__Work item__. Identify all lines below that hold "this" and collect them.

__Given data__.
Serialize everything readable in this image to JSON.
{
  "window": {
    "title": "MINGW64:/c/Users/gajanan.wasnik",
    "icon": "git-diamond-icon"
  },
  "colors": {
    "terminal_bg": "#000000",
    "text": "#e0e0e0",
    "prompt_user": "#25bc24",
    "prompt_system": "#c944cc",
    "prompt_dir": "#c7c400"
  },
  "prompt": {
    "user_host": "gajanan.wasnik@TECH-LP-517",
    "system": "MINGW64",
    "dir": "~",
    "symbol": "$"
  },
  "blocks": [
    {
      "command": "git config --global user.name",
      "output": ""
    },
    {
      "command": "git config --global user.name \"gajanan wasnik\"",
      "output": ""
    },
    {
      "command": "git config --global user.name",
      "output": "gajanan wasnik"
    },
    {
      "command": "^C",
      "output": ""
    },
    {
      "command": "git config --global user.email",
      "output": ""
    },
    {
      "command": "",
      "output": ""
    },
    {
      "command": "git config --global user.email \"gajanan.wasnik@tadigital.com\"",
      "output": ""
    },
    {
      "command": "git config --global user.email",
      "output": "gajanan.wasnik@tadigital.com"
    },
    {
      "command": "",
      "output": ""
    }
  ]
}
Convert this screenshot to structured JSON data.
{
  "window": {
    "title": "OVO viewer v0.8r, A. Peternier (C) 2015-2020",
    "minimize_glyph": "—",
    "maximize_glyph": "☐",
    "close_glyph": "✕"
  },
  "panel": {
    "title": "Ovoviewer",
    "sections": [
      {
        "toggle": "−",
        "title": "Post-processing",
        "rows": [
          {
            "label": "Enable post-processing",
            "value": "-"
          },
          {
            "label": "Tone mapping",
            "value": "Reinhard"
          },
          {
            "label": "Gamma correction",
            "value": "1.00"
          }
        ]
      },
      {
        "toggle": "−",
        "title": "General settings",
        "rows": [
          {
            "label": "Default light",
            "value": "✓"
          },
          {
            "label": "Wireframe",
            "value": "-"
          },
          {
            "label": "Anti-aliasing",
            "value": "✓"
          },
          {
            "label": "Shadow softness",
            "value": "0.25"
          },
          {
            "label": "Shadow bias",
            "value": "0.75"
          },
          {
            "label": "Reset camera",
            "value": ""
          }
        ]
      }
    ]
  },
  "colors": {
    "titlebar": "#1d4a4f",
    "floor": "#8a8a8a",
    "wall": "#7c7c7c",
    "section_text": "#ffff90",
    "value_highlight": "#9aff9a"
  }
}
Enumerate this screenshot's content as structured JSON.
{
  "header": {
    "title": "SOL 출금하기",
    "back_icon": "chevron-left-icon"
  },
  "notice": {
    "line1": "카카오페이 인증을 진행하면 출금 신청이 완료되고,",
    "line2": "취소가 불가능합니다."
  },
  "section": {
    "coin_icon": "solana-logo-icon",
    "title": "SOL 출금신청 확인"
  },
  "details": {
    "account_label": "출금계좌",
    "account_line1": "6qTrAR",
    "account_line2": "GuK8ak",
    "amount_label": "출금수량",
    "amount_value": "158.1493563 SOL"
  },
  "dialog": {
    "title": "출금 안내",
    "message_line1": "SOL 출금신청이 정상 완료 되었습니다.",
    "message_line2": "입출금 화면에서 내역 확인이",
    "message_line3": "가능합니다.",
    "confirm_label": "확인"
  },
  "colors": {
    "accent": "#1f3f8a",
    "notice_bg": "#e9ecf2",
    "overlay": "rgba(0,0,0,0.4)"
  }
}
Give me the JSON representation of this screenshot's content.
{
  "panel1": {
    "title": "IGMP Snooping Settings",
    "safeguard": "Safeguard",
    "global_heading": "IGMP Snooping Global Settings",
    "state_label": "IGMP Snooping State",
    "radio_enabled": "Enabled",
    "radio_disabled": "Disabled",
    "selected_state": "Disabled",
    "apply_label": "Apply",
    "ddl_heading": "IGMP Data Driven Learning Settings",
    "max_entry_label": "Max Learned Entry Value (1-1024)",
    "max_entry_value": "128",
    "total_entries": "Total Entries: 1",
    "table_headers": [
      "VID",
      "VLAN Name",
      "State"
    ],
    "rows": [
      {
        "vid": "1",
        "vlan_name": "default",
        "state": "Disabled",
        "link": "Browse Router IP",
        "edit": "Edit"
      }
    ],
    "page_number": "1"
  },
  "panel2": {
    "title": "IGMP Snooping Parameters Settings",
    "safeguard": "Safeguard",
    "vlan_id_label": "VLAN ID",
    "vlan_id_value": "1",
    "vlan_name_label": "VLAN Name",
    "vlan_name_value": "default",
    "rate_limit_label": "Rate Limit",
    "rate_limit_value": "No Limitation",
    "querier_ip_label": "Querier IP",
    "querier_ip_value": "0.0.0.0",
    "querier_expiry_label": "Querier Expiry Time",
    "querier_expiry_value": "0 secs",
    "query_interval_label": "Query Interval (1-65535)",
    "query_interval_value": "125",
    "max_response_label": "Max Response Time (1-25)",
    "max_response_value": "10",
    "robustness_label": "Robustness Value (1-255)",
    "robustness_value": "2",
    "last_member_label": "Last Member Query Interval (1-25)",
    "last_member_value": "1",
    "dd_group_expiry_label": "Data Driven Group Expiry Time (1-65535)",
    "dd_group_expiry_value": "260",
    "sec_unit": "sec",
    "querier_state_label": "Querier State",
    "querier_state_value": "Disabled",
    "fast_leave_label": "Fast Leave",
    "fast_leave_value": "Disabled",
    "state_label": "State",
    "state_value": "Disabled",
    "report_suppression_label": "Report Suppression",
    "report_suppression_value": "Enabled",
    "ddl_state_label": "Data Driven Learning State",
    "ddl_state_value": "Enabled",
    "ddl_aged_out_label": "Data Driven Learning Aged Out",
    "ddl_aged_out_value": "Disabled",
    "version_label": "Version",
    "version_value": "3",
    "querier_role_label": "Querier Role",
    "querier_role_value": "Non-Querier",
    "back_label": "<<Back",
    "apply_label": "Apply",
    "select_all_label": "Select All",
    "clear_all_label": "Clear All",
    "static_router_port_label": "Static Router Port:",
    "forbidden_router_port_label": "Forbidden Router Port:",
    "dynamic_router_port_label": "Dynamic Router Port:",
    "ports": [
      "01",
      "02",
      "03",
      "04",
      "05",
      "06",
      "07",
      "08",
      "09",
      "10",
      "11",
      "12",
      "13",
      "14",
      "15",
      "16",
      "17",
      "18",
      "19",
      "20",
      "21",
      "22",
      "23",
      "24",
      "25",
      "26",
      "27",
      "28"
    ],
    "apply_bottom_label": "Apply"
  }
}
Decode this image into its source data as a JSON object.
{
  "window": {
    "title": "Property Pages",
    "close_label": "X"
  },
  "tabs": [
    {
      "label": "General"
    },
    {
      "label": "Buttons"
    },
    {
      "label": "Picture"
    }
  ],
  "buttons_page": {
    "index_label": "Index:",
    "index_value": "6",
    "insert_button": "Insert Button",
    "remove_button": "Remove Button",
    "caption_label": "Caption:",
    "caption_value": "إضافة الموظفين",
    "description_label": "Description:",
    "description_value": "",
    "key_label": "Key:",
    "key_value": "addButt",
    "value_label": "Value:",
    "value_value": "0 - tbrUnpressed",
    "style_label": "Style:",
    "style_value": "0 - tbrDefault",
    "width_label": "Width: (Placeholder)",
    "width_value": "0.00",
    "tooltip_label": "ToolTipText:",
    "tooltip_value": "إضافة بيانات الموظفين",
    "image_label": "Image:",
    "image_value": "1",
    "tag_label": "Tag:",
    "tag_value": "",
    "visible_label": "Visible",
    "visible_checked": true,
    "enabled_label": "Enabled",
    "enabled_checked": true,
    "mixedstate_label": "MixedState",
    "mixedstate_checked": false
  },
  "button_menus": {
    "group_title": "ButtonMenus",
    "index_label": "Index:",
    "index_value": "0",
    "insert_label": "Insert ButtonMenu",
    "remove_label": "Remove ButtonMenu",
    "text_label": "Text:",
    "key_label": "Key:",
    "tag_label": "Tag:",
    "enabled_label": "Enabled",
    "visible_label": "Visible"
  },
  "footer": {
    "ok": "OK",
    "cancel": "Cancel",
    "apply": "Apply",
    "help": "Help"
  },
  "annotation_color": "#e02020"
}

__Written solution__.
Serialize everything readable in this image to JSON.
Convert this screenshot to structured JSON data.
Enumerate this screenshot's content as structured JSON.
Give me the JSON representation of this screenshot's content.
Decode this image into its source data as a JSON object.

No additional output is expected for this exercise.